Stored data
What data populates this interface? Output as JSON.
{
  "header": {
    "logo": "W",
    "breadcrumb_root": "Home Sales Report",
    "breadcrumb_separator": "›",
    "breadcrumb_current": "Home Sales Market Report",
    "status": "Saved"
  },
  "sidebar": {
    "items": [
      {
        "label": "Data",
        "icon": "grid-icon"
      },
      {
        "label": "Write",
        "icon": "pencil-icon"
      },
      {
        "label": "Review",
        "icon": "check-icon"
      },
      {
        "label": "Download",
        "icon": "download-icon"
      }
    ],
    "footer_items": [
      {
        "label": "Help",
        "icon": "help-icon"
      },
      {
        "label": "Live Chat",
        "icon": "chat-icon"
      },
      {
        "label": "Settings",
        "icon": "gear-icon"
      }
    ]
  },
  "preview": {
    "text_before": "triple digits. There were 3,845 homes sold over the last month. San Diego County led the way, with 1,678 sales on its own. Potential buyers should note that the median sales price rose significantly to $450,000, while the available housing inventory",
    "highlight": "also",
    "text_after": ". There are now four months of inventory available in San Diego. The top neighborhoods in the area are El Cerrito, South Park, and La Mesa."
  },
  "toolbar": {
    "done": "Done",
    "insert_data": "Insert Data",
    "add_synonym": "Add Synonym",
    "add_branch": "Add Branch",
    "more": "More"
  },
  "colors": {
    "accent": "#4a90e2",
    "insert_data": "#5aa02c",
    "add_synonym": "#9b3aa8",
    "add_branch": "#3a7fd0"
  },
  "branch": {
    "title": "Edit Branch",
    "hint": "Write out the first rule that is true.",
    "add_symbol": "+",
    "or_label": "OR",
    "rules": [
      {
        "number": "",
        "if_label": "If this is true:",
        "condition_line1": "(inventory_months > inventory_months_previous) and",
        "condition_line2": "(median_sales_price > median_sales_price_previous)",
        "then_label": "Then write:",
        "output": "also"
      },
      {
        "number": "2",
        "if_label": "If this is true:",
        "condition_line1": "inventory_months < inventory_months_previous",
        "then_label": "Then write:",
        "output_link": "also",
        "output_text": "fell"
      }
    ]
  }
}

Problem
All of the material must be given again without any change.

Written solution
What data populates this interface? Output as JSON.
{
  "header": {
    "logo": "W",
    "breadcrumb_root": "Home Sales Report",
    "breadcrumb_separator": "›",
    "breadcrumb_current": "Home Sales Market Report",
    "status": "Saved"
  },
  "sidebar": {
    "items": [
      {
        "label": "Data",
        "icon": "grid-icon"
      },
      {
        "label": "Write",
        "icon": "pencil-icon"
      },
      {
        "label": "Review",
        "icon": "check-icon"
      },
      {
        "label": "Download",
        "icon": "download-icon"
      }
    ],
    "footer_items": [
      {
        "label": "Help",
        "icon": "help-icon"
      },
      {
        "label": "Live Chat",
        "icon": "chat-icon"
      },
      {
        "label": "Settings",
        "icon": "gear-icon"
      }
    ]
  },
  "preview": {
    "text_before": "triple digits. There were 3,845 homes sold over the last month. San Diego County led the way, with 1,678 sales on its own. Potential buyers should note that the median sales price rose significantly to $450,000, while the available housing inventory",
    "highlight": "also",
    "text_after": ". There are now four months of inventory available in San Diego. The top neighborhoods in the area are El Cerrito, South Park, and La Mesa."
  },
  "toolbar": {
    "done": "Done",
    "insert_data": "Insert Data",
    "add_synonym": "Add Synonym",
    "add_branch": "Add Branch",
    "more": "More"
  },
  "colors": {
    "accent": "#4a90e2",
    "insert_data": "#5aa02c",
    "add_synonym": "#9b3aa8",
    "add_branch": "#3a7fd0"
  },
  "branch": {
    "title": "Edit Branch",
    "hint": "Write out the first rule that is true.",
    "add_symbol": "+",
    "or_label": "OR",
    "rules": [
      {
        "number": "",
        "if_label": "If this is true:",
        "condition_line1": "(inventory_months > inventory_months_previous) and",
        "condition_line2": "(median_sales_price > median_sales_price_previous)",
        "then_label": "Then write:",
        "output": "also"
      },
      {
        "number": "2",
        "if_label": "If this is true:",
        "condition_line1": "inventory_months < inventory_months_previous",
        "then_label": "Then write:",
        "output_link": "also",
        "output_text": "fell"
      }
    ]
  }
}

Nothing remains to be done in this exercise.